US4576668 *May 29, 1984Mar 18, 1986Farrelly Susan EProcess of forming a labeled tag for a garment
US5181946 *Feb 7, 1992Jan 26, 1993Home Care Industries, Inc.Crimped vacuum bag seal and method of making the same
US5667627 *Aug 15, 1995Sep 16, 1997The United States Of America As Represented By The Secretary Of The NavyHand held vacuum heat sealer apparatus
US6232579Nov 9, 1998May 15, 2001Welcome Co., Ltd.Electric heat sealer with safety device
US6326594Dec 9, 1998Dec 4, 2001Welcome Company, Ltd.Hand-held electric sealer with safety means
US6627853Dec 12, 2000Sep 30, 2003Welcome Company, Ltd.Electric heat sealer with safety device
US6630647Jul 24, 2002Oct 7, 2003Welcome Co., Ltd.Hand-held electric heat sealer
US6936790Aug 8, 2003Aug 30, 2005Shu Hui ChouElectric heat sealer with safety device
US7034252Dec 18, 2000Apr 25, 2006Welcome Co., Ltd.Sealing plastic bags; casing, sealing, pressing bar and protective device
US7291810Jan 11, 2006Nov 6, 2007Welcome Co., Ltd.Hand-held electric heat sealer
US7315010Aug 29, 2005Jan 1, 2008Welcome Co., Ltd.Electric heat sealer with safety device
U.S. Classification156/579, 493/206, 156/581
International ClassificationB65B51/14, B29C65/18

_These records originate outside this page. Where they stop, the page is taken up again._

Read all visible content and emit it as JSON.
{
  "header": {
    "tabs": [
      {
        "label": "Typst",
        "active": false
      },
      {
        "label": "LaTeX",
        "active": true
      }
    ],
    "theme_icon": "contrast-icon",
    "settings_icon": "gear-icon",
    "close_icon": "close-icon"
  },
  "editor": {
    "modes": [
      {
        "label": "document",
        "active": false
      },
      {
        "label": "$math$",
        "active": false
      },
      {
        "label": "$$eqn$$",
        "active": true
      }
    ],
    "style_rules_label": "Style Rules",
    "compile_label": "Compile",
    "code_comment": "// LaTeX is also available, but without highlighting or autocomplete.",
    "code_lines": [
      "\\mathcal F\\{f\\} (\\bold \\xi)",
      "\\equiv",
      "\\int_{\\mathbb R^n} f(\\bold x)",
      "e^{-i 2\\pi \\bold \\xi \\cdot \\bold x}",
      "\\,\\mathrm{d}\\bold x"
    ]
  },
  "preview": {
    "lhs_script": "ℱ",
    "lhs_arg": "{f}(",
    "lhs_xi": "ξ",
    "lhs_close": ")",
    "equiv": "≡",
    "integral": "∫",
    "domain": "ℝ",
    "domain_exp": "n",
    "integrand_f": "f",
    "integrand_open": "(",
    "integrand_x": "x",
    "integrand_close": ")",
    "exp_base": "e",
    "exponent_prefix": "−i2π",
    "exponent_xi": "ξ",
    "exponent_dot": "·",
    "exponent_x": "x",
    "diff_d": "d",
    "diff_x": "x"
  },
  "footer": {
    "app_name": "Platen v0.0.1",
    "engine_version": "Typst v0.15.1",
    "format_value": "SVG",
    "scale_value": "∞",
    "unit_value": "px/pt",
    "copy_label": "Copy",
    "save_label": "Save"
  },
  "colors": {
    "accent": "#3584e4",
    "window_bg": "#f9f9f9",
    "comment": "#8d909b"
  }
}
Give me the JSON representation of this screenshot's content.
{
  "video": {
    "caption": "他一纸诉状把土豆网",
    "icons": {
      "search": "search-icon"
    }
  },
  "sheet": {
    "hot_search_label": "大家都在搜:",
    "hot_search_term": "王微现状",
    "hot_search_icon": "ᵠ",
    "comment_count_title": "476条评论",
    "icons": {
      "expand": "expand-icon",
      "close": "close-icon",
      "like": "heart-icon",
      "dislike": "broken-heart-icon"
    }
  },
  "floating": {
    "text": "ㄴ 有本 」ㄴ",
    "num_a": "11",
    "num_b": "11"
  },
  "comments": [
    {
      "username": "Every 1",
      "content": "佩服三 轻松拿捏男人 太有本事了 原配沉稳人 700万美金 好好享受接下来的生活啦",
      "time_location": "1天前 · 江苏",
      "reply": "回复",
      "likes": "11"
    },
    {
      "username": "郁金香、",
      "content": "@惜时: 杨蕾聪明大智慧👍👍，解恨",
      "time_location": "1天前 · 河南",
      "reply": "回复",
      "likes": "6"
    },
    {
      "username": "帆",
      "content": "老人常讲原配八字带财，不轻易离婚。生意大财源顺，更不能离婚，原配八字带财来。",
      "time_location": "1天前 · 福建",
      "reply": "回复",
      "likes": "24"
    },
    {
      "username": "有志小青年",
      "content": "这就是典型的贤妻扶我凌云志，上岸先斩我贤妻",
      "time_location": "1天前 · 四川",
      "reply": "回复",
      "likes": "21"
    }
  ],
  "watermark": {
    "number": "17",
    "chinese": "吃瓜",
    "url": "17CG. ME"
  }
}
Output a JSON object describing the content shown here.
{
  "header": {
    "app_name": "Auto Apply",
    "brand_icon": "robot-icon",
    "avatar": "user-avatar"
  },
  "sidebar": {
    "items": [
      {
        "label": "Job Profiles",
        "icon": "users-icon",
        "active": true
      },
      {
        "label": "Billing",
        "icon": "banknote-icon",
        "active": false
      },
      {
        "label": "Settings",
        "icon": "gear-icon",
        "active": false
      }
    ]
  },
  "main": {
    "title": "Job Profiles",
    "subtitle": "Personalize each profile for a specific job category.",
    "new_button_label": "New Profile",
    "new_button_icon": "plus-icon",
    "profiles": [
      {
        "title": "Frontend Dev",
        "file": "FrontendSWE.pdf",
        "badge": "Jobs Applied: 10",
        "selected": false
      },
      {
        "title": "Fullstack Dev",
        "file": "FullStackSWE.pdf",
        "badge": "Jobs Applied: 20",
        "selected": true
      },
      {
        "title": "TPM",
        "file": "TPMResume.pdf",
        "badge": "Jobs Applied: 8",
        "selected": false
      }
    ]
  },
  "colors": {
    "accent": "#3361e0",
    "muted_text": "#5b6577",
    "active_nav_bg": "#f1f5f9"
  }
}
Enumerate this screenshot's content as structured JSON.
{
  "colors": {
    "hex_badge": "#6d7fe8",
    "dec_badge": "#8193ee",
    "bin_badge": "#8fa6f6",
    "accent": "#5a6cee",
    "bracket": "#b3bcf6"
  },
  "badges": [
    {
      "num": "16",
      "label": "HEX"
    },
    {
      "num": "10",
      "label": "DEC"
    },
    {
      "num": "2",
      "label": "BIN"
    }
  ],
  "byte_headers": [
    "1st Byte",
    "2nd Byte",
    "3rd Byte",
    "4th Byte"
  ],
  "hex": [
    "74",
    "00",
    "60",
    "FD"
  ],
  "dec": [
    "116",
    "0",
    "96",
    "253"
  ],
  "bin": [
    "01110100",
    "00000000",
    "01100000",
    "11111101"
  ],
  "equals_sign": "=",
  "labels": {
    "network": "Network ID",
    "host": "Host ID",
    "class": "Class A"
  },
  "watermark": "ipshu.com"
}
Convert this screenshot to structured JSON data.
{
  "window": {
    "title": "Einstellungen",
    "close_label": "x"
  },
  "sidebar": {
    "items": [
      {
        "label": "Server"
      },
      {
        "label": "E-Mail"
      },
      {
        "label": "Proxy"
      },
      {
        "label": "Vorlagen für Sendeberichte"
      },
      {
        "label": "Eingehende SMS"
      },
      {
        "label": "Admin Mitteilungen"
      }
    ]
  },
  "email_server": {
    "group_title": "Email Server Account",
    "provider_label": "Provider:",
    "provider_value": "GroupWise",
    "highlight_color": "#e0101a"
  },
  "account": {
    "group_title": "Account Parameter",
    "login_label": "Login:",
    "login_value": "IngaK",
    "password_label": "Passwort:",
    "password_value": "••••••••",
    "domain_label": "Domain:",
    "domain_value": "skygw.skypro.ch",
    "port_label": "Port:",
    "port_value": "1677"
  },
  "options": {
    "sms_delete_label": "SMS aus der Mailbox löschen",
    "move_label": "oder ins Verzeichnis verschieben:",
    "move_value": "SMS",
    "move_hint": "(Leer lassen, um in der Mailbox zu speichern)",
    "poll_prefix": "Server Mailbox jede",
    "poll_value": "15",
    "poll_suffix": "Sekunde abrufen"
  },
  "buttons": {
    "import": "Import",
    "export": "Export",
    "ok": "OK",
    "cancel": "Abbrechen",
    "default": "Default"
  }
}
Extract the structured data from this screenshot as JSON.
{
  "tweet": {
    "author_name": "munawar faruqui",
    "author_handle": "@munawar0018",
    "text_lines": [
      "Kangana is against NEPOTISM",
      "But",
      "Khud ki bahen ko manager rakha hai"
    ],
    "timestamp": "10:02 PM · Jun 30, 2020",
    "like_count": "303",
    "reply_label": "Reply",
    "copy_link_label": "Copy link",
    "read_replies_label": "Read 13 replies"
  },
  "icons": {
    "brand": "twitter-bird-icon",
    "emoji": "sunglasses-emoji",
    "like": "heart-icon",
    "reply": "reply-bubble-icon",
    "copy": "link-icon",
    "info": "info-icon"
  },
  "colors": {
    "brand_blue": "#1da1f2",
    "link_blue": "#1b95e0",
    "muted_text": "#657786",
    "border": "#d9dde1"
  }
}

Cooperative ClassificationB29C66/80, B29C65/18, B65B51/148, B29C66/861, B29C66/8324
European ClassificationB29C65/18, B29C66/80, B65B51/14T